PROMPT » Only lines containing the string "screenshot" belong in the answer; find them in the records and copy them.

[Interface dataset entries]
^^^^

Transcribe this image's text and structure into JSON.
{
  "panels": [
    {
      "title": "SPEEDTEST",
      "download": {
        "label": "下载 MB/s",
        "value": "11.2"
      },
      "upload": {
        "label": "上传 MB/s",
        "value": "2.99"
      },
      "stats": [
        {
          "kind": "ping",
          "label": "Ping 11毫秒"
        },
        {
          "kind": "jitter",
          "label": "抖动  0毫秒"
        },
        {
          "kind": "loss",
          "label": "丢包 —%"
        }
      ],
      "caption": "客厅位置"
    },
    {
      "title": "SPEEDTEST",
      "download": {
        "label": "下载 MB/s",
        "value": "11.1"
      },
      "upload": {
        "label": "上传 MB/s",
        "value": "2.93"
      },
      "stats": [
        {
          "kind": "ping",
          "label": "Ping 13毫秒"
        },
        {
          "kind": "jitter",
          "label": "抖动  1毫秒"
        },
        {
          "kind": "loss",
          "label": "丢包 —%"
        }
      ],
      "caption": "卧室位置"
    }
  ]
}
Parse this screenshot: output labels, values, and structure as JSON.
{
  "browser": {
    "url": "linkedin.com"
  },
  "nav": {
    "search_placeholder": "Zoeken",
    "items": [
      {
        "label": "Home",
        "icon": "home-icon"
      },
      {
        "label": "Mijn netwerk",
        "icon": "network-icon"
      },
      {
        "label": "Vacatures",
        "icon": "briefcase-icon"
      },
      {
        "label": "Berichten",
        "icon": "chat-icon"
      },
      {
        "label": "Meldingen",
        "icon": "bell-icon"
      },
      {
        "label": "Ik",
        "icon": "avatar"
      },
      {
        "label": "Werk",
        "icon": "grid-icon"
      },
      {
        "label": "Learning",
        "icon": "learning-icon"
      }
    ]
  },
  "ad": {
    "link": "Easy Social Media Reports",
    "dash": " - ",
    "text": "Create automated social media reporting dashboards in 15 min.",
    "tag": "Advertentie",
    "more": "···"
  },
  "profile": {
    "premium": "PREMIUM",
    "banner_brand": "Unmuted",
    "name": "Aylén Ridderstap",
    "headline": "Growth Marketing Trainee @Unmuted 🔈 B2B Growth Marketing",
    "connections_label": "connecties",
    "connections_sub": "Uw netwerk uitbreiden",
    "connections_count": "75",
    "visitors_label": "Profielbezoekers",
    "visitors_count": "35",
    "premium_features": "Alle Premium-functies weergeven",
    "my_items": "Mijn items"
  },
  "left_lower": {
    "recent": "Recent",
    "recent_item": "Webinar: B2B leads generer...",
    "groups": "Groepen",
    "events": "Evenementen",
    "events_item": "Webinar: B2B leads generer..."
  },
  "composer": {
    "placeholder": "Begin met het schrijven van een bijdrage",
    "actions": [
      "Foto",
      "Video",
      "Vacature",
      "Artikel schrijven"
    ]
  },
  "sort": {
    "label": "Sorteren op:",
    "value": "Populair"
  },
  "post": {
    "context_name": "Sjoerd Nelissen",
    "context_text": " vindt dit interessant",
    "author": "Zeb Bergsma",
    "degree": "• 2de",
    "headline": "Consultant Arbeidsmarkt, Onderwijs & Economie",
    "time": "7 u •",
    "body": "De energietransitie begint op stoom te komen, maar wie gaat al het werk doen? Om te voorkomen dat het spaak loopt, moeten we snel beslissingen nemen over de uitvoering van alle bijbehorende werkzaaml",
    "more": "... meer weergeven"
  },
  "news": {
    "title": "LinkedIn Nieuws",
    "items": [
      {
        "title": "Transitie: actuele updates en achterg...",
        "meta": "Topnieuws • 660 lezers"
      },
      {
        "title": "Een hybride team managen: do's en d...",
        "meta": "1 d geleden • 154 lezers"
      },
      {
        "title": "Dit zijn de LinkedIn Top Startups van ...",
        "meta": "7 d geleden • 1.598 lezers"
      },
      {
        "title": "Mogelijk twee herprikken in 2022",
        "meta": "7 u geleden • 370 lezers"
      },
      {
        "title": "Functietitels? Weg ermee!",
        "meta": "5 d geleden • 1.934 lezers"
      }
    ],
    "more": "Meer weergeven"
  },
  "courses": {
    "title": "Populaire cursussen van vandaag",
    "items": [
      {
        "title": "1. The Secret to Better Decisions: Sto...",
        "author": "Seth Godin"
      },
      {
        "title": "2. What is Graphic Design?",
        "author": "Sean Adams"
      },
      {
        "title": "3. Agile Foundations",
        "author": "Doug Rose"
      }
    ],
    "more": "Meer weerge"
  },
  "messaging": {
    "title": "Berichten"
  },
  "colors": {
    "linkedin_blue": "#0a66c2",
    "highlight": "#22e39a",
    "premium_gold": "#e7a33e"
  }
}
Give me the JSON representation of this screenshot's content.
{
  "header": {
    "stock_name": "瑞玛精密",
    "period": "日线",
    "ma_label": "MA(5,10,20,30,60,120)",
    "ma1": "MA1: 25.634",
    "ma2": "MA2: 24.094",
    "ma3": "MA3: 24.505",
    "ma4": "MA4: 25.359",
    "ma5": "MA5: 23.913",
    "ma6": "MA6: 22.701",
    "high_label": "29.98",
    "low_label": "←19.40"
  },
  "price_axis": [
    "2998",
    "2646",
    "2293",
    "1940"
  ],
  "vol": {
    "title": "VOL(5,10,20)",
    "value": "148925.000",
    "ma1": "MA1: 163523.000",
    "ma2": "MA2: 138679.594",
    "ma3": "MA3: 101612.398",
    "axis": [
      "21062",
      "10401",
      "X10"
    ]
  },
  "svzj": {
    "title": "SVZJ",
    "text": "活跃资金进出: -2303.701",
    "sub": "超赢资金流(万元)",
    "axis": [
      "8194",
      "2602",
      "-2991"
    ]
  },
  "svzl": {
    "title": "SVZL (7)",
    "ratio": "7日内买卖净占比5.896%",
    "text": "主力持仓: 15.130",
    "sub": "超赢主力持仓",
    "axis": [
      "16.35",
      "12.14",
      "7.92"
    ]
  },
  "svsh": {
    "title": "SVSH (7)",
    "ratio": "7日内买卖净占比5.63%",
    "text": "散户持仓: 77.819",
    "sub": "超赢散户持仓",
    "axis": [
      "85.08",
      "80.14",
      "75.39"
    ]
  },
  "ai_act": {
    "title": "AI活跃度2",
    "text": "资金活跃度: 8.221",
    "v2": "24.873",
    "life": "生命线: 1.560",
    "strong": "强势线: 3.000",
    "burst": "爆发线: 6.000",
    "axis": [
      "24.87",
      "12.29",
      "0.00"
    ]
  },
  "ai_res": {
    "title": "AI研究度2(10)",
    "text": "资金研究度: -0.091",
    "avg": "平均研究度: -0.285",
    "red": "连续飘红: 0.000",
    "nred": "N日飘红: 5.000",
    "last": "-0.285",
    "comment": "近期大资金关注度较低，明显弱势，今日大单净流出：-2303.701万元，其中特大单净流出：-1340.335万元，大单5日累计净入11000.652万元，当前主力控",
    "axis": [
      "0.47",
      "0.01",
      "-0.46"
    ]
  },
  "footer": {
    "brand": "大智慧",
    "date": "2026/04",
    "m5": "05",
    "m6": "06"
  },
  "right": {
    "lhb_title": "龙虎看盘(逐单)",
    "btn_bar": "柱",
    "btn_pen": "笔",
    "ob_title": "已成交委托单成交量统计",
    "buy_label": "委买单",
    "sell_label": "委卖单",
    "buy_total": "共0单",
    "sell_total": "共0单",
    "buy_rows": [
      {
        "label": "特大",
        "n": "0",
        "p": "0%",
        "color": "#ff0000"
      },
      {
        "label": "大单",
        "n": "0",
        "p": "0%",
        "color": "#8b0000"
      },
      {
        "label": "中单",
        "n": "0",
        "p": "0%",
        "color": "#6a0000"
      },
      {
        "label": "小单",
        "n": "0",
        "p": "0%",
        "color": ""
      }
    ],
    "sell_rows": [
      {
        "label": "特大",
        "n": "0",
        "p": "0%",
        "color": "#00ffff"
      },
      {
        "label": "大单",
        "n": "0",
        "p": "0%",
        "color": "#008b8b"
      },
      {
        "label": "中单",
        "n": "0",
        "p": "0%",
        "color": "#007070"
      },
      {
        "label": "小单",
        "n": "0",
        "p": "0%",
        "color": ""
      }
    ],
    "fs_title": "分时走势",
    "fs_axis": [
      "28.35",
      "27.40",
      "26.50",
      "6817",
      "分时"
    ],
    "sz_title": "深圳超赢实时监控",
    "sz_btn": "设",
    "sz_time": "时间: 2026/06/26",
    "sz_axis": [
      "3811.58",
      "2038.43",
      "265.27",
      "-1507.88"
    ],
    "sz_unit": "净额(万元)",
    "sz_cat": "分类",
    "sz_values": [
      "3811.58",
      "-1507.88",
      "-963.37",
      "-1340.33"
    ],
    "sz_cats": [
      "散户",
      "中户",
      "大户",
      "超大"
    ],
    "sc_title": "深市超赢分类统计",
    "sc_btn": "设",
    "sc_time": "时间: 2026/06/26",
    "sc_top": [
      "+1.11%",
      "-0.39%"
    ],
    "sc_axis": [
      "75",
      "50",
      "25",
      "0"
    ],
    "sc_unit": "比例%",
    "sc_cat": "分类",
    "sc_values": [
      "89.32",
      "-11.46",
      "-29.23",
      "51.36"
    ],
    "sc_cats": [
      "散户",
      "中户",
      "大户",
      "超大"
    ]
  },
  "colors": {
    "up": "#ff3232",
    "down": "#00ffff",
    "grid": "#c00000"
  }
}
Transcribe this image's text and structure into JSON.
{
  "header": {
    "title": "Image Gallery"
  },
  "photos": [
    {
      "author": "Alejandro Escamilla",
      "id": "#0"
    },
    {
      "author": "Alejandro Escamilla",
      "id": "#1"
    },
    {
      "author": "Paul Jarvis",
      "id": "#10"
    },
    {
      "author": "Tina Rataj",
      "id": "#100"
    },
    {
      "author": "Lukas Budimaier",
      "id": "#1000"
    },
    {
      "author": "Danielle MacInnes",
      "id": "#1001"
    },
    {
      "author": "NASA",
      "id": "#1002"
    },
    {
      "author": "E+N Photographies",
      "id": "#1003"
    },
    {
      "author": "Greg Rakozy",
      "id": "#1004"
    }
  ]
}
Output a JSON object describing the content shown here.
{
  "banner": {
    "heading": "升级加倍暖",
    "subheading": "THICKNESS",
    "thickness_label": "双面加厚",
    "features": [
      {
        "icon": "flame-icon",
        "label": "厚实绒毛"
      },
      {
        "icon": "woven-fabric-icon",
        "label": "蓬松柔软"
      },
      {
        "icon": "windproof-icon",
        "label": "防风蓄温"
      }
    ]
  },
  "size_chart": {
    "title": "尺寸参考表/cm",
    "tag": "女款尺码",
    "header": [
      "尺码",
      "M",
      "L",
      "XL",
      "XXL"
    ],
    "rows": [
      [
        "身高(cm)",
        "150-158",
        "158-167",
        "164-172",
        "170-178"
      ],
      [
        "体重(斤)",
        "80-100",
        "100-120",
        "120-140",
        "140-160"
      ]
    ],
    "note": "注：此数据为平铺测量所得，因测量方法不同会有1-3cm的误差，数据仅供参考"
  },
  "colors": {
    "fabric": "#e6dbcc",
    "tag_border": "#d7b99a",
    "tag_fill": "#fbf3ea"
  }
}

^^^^

SOLVED PROBLEM »
Parse this screenshot: output labels, values, and structure as JSON.
Give me the JSON representation of this screenshot's content.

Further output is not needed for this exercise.